Tuesday Tips!

I am trying out a new blog entry for every first Tuesday of the month , called Tuesday Tips :) The idea is to post useful tid-bits of information about how I go about with my photography. Hopefully this will benefit at least some of you who like to think differently and go after results that stand out from the mundane. Let me know in the comments if you like the idea!

Alright, so here is this Tuesday's photography Tip : All light is good light when used well.

There's a lot of talk about photographing in the golden hour, which is ok, since the light that hits your subjects sideways is going to give more form and contrast. There is also the warmth of the evening light light which looks pleasing to most eyes. But shooting only in that one kind of light will create a monotony among your images. I am a big believer in breaking monotony in every aspect of my life, it keeps things fresh and interesting and it has translated into my photography too. I firmly believe that light, no matter what time of the day it is, can produce great results if used well, depending on the subject that you are shooting and the mood that you are after.
 

 Pair of juvenile Great Egrets.  Camera : Nikon D500 | Focal Length : 600mm | Exposure : 1/2000 | Aperture : f/8 | ISO : 400

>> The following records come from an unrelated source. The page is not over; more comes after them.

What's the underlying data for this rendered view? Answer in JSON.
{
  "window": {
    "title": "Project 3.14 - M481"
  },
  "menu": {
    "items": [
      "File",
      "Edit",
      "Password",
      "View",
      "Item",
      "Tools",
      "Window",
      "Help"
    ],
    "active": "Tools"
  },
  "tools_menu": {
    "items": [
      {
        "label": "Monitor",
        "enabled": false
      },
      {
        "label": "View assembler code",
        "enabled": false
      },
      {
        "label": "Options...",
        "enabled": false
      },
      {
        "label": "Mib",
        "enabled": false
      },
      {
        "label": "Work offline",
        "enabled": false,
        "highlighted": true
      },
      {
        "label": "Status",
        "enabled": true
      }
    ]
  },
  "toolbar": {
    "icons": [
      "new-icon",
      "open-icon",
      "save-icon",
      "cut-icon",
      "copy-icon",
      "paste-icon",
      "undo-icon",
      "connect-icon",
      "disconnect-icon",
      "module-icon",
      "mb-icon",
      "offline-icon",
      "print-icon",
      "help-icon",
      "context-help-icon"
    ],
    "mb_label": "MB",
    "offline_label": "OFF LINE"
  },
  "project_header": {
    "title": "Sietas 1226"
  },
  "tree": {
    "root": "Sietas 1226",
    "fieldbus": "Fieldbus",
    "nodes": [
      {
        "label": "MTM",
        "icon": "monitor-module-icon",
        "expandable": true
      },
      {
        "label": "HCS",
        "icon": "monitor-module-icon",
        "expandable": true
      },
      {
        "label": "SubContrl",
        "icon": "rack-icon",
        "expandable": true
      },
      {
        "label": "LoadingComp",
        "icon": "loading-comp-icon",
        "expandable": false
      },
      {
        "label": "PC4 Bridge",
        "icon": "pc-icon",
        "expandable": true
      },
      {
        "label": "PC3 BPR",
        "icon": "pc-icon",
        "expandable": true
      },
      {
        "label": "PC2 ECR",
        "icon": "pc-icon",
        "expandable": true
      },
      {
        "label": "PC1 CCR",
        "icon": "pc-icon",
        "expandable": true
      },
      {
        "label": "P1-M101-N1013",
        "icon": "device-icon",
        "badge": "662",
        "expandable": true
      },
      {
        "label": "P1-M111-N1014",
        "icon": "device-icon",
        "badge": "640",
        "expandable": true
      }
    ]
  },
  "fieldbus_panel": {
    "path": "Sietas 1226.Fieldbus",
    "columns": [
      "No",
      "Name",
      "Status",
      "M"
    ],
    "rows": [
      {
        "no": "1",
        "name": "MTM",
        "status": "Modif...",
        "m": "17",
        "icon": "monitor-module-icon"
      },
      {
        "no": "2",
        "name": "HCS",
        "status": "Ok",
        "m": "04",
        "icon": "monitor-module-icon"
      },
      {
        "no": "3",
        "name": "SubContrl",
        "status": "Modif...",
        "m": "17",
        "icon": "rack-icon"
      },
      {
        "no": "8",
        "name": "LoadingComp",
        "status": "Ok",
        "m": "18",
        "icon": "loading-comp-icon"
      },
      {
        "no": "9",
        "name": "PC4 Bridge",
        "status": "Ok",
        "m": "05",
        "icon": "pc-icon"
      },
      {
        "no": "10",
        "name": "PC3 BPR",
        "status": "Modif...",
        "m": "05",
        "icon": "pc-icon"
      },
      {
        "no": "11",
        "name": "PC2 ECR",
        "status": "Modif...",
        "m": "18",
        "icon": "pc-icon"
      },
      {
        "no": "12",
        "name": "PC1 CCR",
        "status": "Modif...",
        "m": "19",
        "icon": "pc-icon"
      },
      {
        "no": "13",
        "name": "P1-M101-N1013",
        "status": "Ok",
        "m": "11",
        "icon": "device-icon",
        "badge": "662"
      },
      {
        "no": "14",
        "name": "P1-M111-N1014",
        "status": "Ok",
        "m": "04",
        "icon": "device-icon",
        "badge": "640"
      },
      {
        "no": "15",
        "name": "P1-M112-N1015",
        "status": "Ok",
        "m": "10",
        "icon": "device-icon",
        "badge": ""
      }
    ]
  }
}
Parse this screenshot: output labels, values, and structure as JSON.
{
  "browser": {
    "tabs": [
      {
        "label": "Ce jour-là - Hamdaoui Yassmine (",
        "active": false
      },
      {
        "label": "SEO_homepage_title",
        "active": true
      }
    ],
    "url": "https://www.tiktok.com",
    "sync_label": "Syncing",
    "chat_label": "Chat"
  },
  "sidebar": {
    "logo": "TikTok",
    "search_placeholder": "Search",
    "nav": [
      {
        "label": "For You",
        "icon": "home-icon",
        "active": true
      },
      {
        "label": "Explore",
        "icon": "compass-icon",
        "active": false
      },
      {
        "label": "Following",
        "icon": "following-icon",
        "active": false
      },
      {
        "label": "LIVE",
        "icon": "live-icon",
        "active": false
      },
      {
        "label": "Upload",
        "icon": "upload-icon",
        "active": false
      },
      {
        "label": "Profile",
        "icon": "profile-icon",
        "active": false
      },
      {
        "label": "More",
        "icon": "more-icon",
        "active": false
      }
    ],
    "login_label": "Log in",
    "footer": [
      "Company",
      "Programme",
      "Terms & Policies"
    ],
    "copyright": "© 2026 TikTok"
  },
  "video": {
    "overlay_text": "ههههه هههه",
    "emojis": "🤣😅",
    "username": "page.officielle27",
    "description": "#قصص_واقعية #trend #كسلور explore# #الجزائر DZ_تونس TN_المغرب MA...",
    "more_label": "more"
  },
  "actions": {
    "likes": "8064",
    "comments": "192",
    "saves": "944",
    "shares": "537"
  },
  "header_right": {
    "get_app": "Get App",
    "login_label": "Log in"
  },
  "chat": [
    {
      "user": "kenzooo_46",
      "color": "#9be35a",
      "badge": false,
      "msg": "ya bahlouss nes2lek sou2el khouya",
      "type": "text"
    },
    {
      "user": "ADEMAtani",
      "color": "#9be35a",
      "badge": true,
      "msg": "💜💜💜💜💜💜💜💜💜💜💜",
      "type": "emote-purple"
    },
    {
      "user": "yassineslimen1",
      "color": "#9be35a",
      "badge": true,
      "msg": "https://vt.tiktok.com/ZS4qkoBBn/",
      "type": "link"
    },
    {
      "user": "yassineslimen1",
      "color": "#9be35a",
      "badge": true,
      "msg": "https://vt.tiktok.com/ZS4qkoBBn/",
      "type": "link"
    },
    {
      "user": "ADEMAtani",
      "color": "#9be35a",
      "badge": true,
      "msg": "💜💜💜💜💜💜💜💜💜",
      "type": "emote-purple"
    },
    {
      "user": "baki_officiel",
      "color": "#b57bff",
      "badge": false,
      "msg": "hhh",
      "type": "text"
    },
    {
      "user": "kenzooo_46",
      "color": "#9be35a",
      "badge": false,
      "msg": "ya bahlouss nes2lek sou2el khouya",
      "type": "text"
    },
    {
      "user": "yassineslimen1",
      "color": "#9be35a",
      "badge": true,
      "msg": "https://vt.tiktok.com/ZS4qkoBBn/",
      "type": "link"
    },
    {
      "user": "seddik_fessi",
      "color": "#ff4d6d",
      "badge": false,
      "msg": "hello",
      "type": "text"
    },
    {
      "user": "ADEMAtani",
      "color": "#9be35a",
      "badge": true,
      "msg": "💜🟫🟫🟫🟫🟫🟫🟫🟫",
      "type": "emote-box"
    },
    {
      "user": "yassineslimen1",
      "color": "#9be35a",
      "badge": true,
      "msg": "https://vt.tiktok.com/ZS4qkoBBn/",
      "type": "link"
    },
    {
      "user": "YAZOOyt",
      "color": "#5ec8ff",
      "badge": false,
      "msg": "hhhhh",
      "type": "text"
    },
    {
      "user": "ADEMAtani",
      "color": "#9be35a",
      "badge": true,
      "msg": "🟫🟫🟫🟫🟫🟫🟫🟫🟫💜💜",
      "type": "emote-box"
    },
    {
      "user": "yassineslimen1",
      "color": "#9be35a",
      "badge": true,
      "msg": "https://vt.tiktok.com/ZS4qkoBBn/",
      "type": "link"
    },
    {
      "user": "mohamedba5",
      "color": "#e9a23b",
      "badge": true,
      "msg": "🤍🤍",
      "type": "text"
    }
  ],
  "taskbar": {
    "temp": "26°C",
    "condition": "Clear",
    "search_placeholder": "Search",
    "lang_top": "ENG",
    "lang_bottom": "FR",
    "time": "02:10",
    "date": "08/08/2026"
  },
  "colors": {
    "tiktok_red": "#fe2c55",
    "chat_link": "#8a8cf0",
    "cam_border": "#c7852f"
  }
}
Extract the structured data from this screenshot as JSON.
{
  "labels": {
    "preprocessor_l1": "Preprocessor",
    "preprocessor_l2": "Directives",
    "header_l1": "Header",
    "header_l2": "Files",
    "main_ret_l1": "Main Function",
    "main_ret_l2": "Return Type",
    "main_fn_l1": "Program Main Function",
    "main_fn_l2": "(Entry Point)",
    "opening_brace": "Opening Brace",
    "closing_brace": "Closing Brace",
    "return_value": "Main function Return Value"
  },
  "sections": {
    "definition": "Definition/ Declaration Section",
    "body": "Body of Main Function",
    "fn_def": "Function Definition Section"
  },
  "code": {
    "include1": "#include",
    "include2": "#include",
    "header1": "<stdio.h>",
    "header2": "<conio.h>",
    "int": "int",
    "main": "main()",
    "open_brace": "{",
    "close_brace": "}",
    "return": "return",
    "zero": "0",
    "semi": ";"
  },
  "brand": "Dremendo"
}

Pair of juvenile Great Egrets.

Camera : Nikon D500 | Focal Length : 600mm | Exposure : 1/2000 | Aperture : f/8 | ISO : 400

 Great Egret in flight.  Camera : Nikon D500 | Focal Length : 600mm | Exposure : 1/2000 | Aperture : f/6.3 | ISO : 400

Great Egret in flight.

Camera : Nikon D500 | Focal Length : 600mm | Exposure : 1/2000 | Aperture : f/6.3 | ISO : 400

 Great Egret mom and chicks.  Camera : Nikon D500 | Focal Length : 600mm | Exposure : 1/2000 | Aperture : f/9 | ISO : 400

Great Egret mom and chicks.

Camera : Nikon D500 | Focal Length : 600mm | Exposure : 1/2000 | Aperture : f/9 | ISO : 400

These photographs of Great egrets were shot at around 1 PM, traditionally a time that we avoid while going out to take photos, since noon light is usually dismissed off as harsh light that gives strong unpleasant shadows and blown out highlights. What we tend to forget though is that, because noon light is so strong, they bounce more off surfaces, especially when these surfaces are light colored (just like the egret's feathers!), filling light into the shadowed areas.    Any how, the point is, photographing these birds in "boring" light gave me some decent photographs that ended up as keepers! So before you judge any light and dismiss it off as unusable, take a chance and experiment with your camera and surprise yourself!